2014 Should Be the Year You Buy a Home
Although the press frequently shares stories of economic volatility in the United States, experts with their eyes on the pulse of the real estate industry know that things have been looking up for sellers. During 2013, home prices rose 13.6 percent, according to published statistics and experts believe that those prices will continue to climb in 2014 as the market continues on its road to full recovery and more people decide to buy a home.
Prices and Interest will Increase
Continued improvement nationwide in real estate suggests that if a buyer hasn’t selected their new home yet that 2014 might be the time to buy before prices rise too much. In addition, the Federal Reserve has already started pulling back on its efforts to stimulate the economy, which means that interest rates will probably continue their slow march upward.
Experts suggest that home prices may increase by around 5 percent over the course of the year. This rate could add up to a much higher mortgage payment than if a purchase were made late in the year. Also, economists suggest that 30-year fixed mortgage rates will also inch up higher during the year. Increased home prices and interest rates mean higher costs all around for new home buyers.
New Mortgage Rules Impact Buyers
New home buyers need to consider also that changes in mortgage rules may require first-time homeowners to submit to stringent application requirements. Buyers with questions about whether they might qualify for a mortgage need to speak with a residential lender like Prospect Mortgage.
Speaking with a lender helps to make sure that a buyer doesn’t find the perfect house only to find out that there are some roadblocks that need to be cleared before a mortgage application may begin. For example, it may be quite a challenge to get mortgage funding if a family’s debt burden exceeds 43 percent of their income.

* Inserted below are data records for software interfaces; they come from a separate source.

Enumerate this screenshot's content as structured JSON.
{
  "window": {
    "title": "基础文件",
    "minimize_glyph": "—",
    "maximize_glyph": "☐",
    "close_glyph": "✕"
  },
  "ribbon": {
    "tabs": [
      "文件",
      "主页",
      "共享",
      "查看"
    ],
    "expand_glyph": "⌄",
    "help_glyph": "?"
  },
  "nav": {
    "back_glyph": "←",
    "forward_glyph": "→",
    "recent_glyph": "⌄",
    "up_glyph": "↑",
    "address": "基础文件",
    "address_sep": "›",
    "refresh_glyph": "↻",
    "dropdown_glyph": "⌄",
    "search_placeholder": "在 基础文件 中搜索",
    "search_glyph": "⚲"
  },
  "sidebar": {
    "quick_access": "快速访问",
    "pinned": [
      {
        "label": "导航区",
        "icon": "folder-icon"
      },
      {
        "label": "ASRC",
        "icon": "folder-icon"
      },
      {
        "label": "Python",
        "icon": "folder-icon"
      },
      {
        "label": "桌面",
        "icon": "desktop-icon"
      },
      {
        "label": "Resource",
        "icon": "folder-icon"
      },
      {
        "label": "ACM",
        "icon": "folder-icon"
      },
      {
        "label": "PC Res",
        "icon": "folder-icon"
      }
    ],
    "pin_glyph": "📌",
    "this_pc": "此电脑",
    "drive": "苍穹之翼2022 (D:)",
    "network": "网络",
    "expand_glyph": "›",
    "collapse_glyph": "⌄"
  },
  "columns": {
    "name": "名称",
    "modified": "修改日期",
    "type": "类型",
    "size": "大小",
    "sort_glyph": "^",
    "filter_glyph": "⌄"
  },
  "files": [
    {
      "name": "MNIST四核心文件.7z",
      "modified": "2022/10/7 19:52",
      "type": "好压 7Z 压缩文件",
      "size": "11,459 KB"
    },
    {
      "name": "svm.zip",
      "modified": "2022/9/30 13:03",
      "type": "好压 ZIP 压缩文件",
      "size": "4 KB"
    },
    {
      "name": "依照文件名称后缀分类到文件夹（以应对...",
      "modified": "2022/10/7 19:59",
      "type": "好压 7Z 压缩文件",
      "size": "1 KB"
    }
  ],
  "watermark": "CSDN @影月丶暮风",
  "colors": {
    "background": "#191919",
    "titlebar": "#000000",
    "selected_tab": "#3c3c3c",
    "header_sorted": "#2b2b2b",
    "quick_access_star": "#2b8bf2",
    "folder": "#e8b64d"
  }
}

No Bidding Wars Yet
The good news for buyers is that the real estate market remains slow enough that most markets aren’t experiencing fierce bidding wars quite yet. Low rates of new construction compared to pre-recession levels have kept the market from getting too hot, so buyers remain able to find deals on new or existing construction.

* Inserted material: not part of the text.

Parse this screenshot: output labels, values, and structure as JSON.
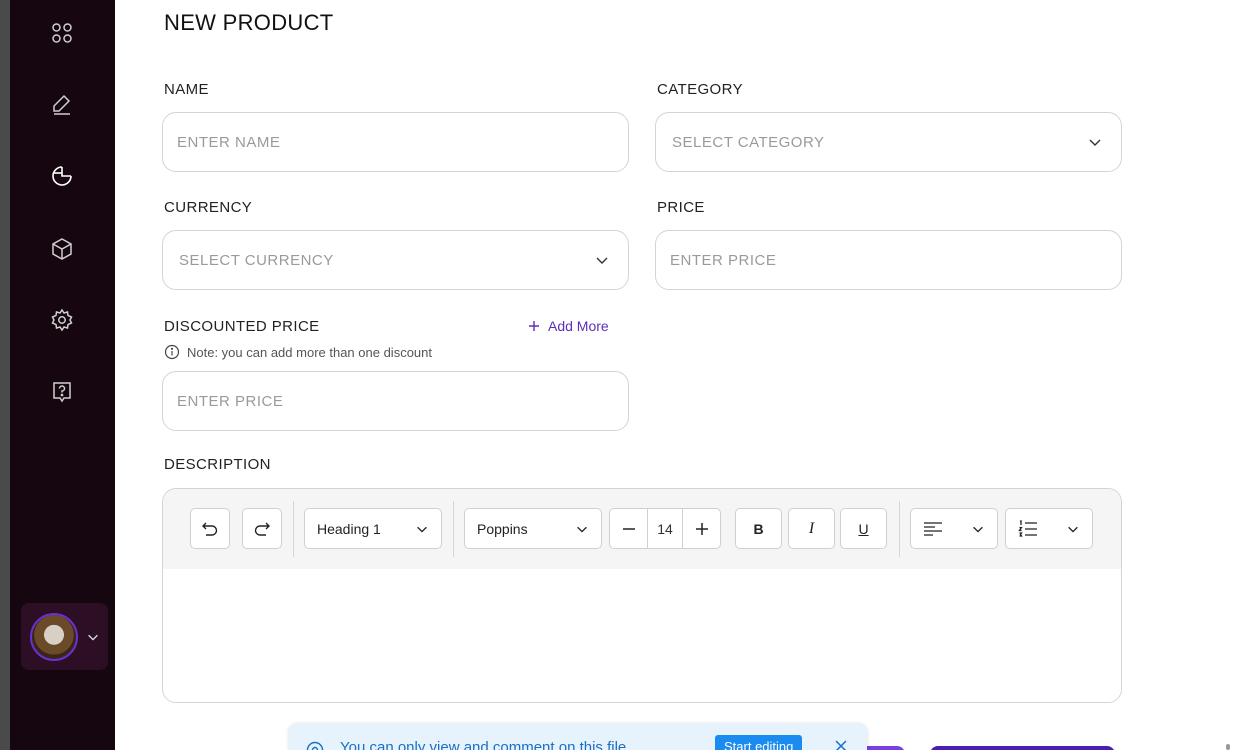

Compared to the rate at which housing prices rose in the past, 2014 probably won’t match the rate of yearly increases seen before the recession; however, some metropolitan areas will probably experience faster growth than others. Also, some large cities have offered housing prices much below the averages seen at the height of the boom in 2007, but gains in the last year signal a significant turnaround.

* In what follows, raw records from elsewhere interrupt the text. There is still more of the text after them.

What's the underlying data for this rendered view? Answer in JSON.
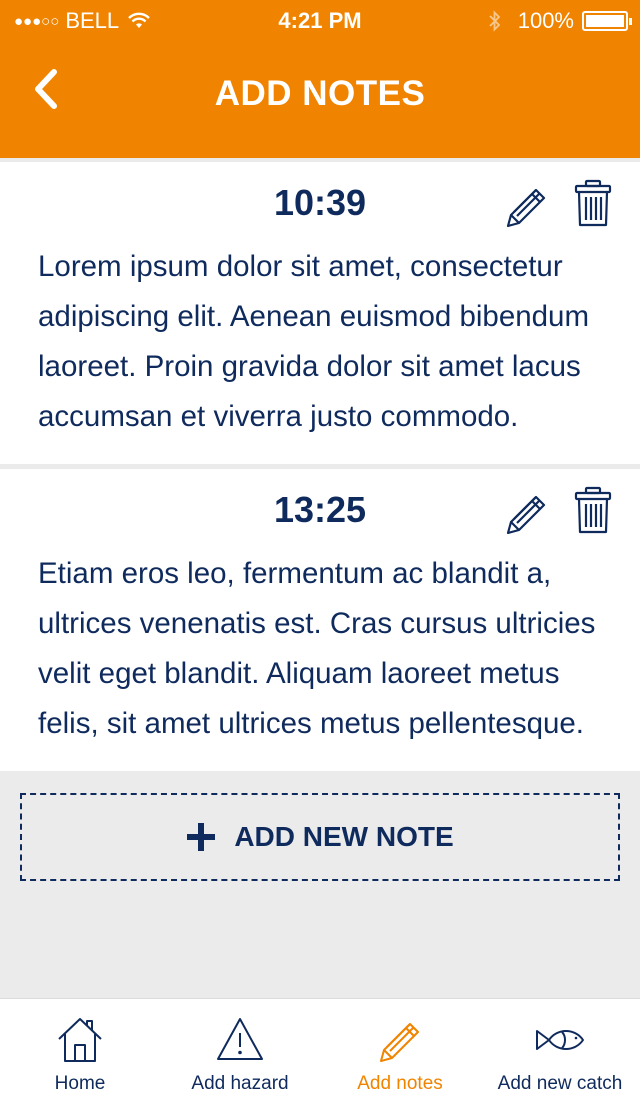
{
  "status_bar": {
    "signal": "●●●○○",
    "carrier": "BELL",
    "time": "4:21 PM",
    "battery": "100%"
  },
  "header": {
    "title": "ADD NOTES",
    "back_icon": "chevron-left-icon"
  },
  "notes": [
    {
      "time": "10:39",
      "text": "Lorem ipsum dolor sit amet, consectetur adipiscing elit. Aenean euismod bibendum laoreet. Proin gravida dolor sit amet lacus accumsan et viverra justo commodo."
    },
    {
      "time": "13:25",
      "text": "Etiam eros leo, fermentum ac blandit a, ultrices venenatis est. Cras cursus ultricies velit eget blandit. Aliquam laoreet metus felis, sit amet ultrices metus pellentesque."
    }
  ],
  "add_note": {
    "label": "ADD NEW NOTE",
    "icon": "plus-icon"
  },
  "tabbar": {
    "items": [
      {
        "label": "Home",
        "icon": "home-icon",
        "active": false
      },
      {
        "label": "Add hazard",
        "icon": "warning-icon",
        "active": false
      },
      {
        "label": "Add notes",
        "icon": "pencil-icon",
        "active": true
      },
      {
        "label": "Add new catch",
        "icon": "fish-icon",
        "active": false
      }
    ]
  },
  "colors": {
    "accent": "#f08400",
    "text": "#0f2a5c",
    "background": "#ebebeb"
  }
}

For example, at the start of 2014, houses in Los Angeles were 31 percent below levels seen in 2007, yet average prices rose 22 percent in 2013 alone. Likewise, prices in Chicago were over 45 percent lower at the start of 2014 than they were in 2007, but saw an increase of over 21 percent in 2013. In many major metropolitan areas prices remain low, but recent price hikes mean that buyers must move fast as the market heats up.
For families, couples, or investors who have been putting off the purchase of a new home, 2014 is a prime time to make the jump into home ownership. Real estate experts and economists are in near universal agreement that the year will bring higher prices and increases in interest rates as the year progresses. Starting a home search sooner rather than later is recommended.